Waterford, 2 knights, 1 Protestant; Corke, 2 knights, 1 Protestant at least; Limericke, 2 knights, Pro.; Kerrie, 2 knights, Pro.; Tipperary, 2 knights, Recusants; Cross of Tipperary, 2 knights, Recusants.

In Connaght, the counties of—

Clare and Thomond, 2 knights, Protestants; Galway, 2 knights, Recusants; Roscomman, 2 knights, Recusants; Maio, 2 knights, 1 Protestant, Sir Jo. King, Sir John Bingham, freeholders in Maio; Sligo, 2 knights, Recusants; Leotrym, 2 knights, Recusants; yet the Earl of Clanricard may nominate who he pleases, for there is no freeholder in this county but young O'Rork.

The Citizens and Burgesses.—
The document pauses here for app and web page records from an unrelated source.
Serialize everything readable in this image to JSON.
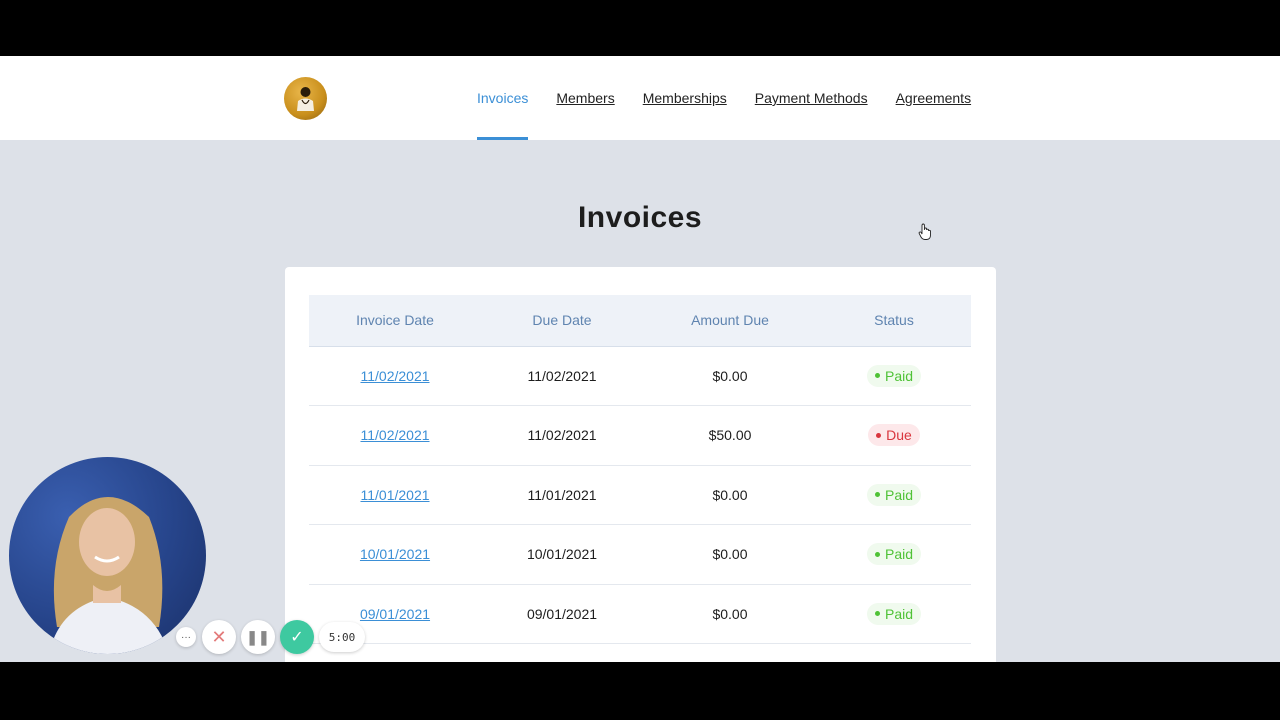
{
  "brand": {
    "logo_icon": "doctor-avatar-icon",
    "accent": "#3b8fd6"
  },
  "nav": {
    "items": [
      {
        "label": "Invoices",
        "active": true
      },
      {
        "label": "Members",
        "active": false
      },
      {
        "label": "Memberships",
        "active": false
      },
      {
        "label": "Payment Methods",
        "active": false
      },
      {
        "label": "Agreements",
        "active": false
      }
    ]
  },
  "page": {
    "title": "Invoices"
  },
  "table": {
    "headers": [
      "Invoice Date",
      "Due Date",
      "Amount Due",
      "Status"
    ],
    "rows": [
      {
        "invoice_date": "11/02/2021",
        "due_date": "11/02/2021",
        "amount": "$0.00",
        "status": "Paid"
      },
      {
        "invoice_date": "11/02/2021",
        "due_date": "11/02/2021",
        "amount": "$50.00",
        "status": "Due"
      },
      {
        "invoice_date": "11/01/2021",
        "due_date": "11/01/2021",
        "amount": "$0.00",
        "status": "Paid"
      },
      {
        "invoice_date": "10/01/2021",
        "due_date": "10/01/2021",
        "amount": "$0.00",
        "status": "Paid"
      },
      {
        "invoice_date": "09/01/2021",
        "due_date": "09/01/2021",
        "amount": "$0.00",
        "status": "Paid"
      }
    ],
    "status_colors": {
      "Paid": "#4fc236",
      "Due": "#d9363e"
    }
  },
  "recorder": {
    "more_label": "···",
    "timer": "5:00",
    "icons": [
      "more-icon",
      "close-icon",
      "pause-icon",
      "check-icon"
    ]
  }
}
In 27 Eliz, when the last Parliament was held in Ireland, there were but 26 cities and boroughs which sent citizens and burgesses to the Parliament; but in the next Parliament the number of borough towns will be double, for his Majesty has created some boroughs since his reign, and will be pleased to erect 25 corporate towns more in the escheated lands of Ulster, all which shall send burgesses to the Parliament, and be planted with Protestants and well affected subjects.

“The ancient cities and borough towns.”

Dublin, 2 citizens, Protestants, an alderman and the recorder; Waterford, 2 citizens, Recusants; Corke, 2 citizens, Recusants; Limericke, 2 citizens, Recusants; Kilkenny, 2 citizens, Recusants; Drogheda, 2 burgesses, Recusants; Galway, 2 burgesses, Recusants; Wexford, 2 burgesses, Recusants; Naas, 2 burgesses, Recusants; Trym, 2 burgesses, 1 Protestant, Sir Tho. Ash; Molingare; 2 burgesses, Recusants; Athenry, 2 burgesses, Recusants; Athboy, 2 burgesses, Recusants; Navan, 2 burgesses, Recusants; Catherlagh, 2 burgesses, Protestants, the Earl of Thomond will have the nomination; Kildare, 2 burgesses, Recusants; Kelles, 2 burgesses, Recusants; New Rosse, 2 burgesses, Recusants; Dungarvan, 2 burgesses, Protestants; Youghall, 2 burgesses, Protestants; Dingle Kush, in Kerry, 2 burgesses, Recusants; Dundalke, 2 burgesses, Recusants; Knockfergus, 2 burgesses, Protestants; Wicklowe, 2 burgesses, Protestants; Cashell, 2 burgesses, Recusants; Clonemell, 2 burgesses, Recusants.

The new boroughs erected and to be erected:—

Athlone, 2 burgesses, Protestants; Gauran, 2 burgesses, Recusants; Inistioge, 2 burgesses, Recusants; Cavan, 2 burgesses, Protestants.

Boroughs to be erected in Ulster:

Armagh Protestants, 2 burgesses; Mountnorryes, 2 burgesses; Charlemount, 2 burgesses; Tonregy, 2 burgesses.

« PreviousContinue »